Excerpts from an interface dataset
+ + + + +

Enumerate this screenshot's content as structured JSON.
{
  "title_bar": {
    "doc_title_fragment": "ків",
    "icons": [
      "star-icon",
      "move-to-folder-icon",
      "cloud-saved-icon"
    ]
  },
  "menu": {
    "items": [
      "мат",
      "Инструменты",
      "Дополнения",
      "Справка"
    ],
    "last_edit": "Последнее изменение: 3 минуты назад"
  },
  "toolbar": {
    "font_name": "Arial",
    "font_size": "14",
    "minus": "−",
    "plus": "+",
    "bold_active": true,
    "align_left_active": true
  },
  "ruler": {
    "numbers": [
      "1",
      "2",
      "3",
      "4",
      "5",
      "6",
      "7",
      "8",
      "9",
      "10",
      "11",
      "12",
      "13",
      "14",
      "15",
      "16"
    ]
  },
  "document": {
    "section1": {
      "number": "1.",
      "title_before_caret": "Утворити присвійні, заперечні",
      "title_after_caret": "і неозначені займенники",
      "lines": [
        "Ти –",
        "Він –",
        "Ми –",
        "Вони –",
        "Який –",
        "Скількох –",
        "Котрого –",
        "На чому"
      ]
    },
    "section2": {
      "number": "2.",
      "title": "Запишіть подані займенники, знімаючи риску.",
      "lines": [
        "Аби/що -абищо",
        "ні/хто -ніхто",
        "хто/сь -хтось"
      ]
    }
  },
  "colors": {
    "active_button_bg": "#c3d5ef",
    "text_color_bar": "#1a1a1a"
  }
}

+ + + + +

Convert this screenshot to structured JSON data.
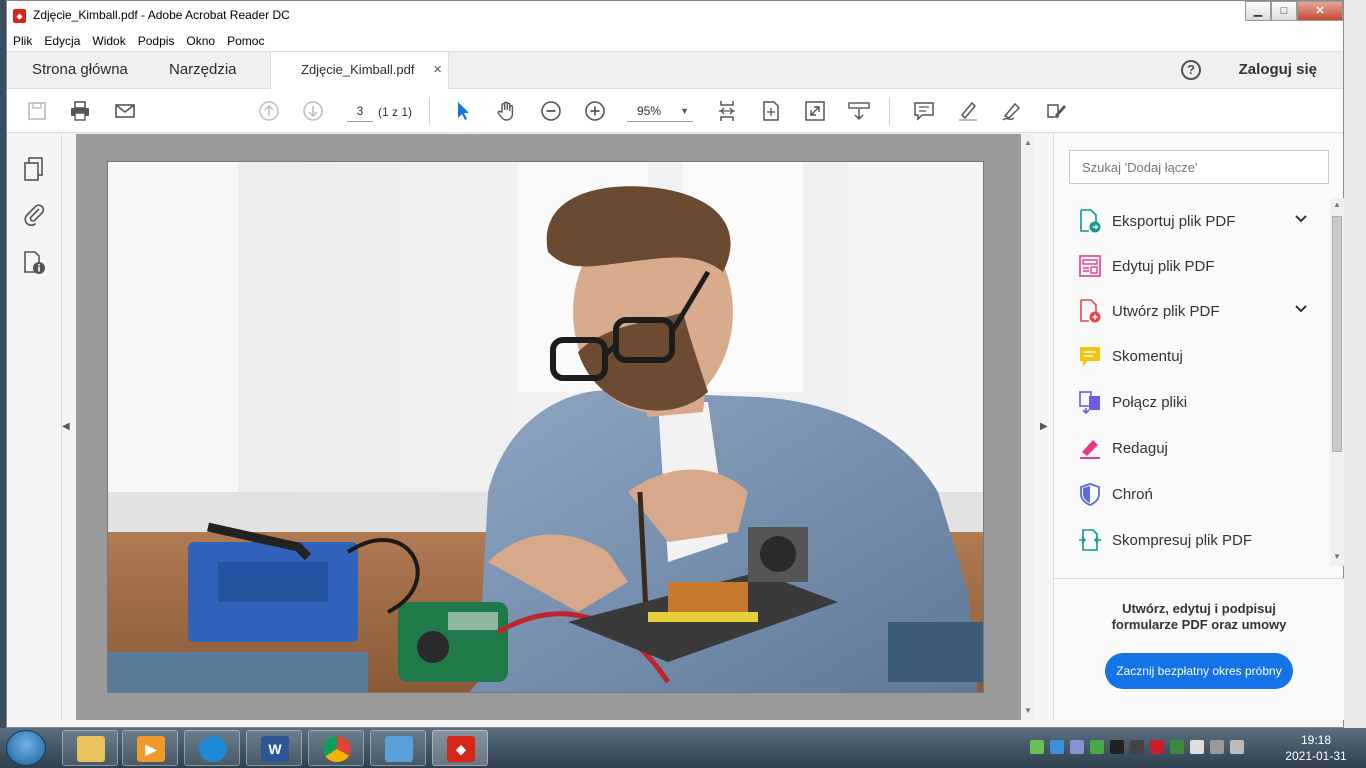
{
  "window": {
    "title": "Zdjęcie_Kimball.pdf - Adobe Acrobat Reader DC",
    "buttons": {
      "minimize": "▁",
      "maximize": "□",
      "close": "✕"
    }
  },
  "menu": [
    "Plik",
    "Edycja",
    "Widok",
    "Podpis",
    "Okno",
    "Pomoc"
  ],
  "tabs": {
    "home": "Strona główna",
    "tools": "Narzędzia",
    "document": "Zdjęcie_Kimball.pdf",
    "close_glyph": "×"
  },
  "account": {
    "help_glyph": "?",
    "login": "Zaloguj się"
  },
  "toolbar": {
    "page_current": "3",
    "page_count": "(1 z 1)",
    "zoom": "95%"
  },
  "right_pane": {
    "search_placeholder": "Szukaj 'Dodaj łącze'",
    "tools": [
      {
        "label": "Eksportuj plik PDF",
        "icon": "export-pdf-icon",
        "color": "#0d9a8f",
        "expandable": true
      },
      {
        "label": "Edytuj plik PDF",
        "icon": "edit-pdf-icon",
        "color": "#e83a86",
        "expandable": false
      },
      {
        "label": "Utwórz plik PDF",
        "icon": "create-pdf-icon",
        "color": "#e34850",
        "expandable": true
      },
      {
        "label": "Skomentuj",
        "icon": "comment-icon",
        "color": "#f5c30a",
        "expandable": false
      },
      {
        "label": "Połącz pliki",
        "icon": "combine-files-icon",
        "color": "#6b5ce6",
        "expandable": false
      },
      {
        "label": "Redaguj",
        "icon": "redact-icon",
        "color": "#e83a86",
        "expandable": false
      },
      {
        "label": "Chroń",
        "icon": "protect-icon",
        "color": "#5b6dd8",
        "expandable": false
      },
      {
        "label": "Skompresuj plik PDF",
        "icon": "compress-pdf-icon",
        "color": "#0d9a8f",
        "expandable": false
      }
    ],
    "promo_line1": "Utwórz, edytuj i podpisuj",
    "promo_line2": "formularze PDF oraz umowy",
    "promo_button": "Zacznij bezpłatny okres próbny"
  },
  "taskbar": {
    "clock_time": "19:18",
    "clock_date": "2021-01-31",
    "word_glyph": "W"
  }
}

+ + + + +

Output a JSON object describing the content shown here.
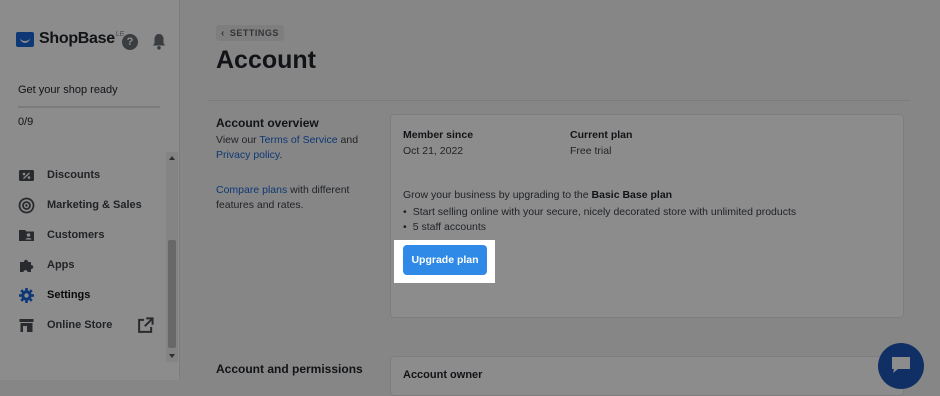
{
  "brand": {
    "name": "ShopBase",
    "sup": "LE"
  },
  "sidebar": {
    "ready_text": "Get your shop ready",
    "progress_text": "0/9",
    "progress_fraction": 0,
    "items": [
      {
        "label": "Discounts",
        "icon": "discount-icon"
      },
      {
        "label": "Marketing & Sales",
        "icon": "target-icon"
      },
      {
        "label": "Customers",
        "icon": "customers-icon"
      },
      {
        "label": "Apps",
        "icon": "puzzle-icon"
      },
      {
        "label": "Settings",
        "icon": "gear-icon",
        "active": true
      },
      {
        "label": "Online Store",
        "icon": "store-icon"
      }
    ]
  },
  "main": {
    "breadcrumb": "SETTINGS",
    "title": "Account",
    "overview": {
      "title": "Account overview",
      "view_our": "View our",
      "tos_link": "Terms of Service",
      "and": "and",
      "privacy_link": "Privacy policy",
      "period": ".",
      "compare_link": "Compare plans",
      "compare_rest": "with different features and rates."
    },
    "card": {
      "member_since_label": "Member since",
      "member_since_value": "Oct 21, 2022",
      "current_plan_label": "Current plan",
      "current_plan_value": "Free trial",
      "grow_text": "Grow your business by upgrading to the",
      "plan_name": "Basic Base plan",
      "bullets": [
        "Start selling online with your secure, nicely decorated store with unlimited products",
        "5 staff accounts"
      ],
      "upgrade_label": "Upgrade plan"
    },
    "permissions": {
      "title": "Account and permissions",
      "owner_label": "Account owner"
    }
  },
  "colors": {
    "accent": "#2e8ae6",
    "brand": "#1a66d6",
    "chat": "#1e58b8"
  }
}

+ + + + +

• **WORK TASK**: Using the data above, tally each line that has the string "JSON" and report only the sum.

• **RESPONSE TO THIS EXERCISE**: 3